» **Items from a data source**:

-.-.-

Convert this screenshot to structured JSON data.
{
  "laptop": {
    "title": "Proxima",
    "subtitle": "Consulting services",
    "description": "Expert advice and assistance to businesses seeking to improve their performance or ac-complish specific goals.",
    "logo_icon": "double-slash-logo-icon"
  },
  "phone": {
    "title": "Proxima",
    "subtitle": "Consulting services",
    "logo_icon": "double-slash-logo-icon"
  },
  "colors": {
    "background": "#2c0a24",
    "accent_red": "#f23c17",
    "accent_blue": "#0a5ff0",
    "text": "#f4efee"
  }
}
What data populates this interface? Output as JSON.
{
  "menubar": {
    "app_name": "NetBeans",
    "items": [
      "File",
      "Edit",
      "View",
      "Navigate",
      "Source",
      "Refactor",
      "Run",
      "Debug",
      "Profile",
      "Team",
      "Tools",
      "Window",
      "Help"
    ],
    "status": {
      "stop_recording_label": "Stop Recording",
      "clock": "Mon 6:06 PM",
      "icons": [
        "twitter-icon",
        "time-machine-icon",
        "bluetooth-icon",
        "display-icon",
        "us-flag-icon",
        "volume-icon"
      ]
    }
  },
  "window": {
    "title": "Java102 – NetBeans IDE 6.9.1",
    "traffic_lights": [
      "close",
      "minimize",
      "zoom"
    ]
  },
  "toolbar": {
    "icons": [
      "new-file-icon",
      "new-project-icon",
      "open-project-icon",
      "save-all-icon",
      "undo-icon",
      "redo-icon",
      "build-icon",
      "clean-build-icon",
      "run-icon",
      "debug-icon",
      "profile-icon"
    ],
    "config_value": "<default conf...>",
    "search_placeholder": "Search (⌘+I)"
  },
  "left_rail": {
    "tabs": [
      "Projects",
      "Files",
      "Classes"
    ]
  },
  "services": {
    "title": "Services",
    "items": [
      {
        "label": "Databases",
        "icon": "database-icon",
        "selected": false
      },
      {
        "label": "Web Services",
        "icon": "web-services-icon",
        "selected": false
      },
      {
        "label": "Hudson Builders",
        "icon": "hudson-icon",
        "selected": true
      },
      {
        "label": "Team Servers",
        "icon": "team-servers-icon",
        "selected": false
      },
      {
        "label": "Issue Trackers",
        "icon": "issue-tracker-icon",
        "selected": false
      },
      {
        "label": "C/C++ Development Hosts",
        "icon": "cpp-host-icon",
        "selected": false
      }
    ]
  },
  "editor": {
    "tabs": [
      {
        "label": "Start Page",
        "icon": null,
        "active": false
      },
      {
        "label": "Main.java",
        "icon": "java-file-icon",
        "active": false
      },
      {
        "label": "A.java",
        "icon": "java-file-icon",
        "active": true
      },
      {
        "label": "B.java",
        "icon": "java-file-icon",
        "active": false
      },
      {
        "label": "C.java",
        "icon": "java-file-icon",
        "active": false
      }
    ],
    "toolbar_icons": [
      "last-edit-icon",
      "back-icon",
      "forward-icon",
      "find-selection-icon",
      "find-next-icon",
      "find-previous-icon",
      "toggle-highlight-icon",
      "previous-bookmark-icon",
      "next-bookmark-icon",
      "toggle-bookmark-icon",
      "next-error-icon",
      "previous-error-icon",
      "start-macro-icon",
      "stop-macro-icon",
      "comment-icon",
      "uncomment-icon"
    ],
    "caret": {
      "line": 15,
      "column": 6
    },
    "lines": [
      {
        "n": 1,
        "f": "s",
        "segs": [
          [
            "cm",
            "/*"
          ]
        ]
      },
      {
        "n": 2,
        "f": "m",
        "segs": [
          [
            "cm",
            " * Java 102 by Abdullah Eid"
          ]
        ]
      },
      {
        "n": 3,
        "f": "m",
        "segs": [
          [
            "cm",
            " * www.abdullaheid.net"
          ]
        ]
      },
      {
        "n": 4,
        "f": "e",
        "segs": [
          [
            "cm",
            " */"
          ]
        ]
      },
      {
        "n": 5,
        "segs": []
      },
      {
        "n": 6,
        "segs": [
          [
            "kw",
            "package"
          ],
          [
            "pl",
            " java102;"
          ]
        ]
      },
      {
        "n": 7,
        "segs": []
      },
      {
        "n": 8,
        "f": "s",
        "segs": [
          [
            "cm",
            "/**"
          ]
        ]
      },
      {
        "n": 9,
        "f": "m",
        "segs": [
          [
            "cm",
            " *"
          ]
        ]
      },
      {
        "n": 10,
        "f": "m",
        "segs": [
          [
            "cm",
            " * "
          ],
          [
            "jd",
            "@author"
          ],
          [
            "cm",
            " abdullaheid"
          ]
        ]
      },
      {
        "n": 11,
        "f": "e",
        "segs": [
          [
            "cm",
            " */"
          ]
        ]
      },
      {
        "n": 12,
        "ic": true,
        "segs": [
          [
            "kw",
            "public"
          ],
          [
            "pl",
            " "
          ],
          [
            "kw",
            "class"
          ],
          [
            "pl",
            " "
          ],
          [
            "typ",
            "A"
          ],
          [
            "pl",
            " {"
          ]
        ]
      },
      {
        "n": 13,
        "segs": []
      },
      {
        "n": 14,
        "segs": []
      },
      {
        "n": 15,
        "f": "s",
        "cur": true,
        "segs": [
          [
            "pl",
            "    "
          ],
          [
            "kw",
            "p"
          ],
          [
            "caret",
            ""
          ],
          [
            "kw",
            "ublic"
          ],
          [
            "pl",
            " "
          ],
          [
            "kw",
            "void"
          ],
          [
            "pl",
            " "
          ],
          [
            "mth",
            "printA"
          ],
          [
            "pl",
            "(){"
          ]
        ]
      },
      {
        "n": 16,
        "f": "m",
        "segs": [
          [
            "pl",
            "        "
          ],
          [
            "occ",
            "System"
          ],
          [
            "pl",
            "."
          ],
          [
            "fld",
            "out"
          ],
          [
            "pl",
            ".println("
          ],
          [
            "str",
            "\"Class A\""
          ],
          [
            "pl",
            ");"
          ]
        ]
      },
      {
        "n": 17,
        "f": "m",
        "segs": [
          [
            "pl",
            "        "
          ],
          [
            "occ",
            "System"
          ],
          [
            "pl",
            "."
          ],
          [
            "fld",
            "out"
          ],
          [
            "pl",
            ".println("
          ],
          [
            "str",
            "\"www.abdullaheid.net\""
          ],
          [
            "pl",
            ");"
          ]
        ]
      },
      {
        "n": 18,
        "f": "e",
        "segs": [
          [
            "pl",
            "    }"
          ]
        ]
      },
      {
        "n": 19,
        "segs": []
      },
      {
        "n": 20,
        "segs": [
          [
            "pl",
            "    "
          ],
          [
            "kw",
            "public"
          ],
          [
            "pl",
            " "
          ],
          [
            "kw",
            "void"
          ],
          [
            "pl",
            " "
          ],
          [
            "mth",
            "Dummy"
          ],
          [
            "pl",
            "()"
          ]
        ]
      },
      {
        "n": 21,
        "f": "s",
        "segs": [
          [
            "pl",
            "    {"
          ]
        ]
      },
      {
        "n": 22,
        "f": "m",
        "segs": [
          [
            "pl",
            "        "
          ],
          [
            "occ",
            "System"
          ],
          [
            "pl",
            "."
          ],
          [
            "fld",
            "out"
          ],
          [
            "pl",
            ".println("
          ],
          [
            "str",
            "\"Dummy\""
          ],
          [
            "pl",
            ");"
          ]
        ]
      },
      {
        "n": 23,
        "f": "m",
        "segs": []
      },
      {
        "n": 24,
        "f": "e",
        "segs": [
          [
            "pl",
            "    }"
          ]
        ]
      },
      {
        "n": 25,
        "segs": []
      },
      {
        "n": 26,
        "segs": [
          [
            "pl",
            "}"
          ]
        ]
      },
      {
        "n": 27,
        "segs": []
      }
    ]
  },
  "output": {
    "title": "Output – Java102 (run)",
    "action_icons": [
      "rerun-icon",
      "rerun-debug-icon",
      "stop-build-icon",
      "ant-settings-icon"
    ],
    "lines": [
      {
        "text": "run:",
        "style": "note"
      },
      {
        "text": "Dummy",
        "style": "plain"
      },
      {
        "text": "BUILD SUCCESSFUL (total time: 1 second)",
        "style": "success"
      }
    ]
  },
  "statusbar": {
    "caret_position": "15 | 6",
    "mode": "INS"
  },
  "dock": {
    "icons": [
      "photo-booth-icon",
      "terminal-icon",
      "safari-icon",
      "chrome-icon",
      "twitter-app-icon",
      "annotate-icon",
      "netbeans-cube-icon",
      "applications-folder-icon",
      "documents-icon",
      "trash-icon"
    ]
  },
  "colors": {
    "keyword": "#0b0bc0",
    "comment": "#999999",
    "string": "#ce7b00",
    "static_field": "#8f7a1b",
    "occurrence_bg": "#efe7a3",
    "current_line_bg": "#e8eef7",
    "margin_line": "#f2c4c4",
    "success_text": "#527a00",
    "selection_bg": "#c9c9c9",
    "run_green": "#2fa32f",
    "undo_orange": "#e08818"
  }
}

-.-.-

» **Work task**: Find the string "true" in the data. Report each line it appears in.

» **Reply**:
        "selected": true
        "active": true
        "ic": true,
        "cur": true,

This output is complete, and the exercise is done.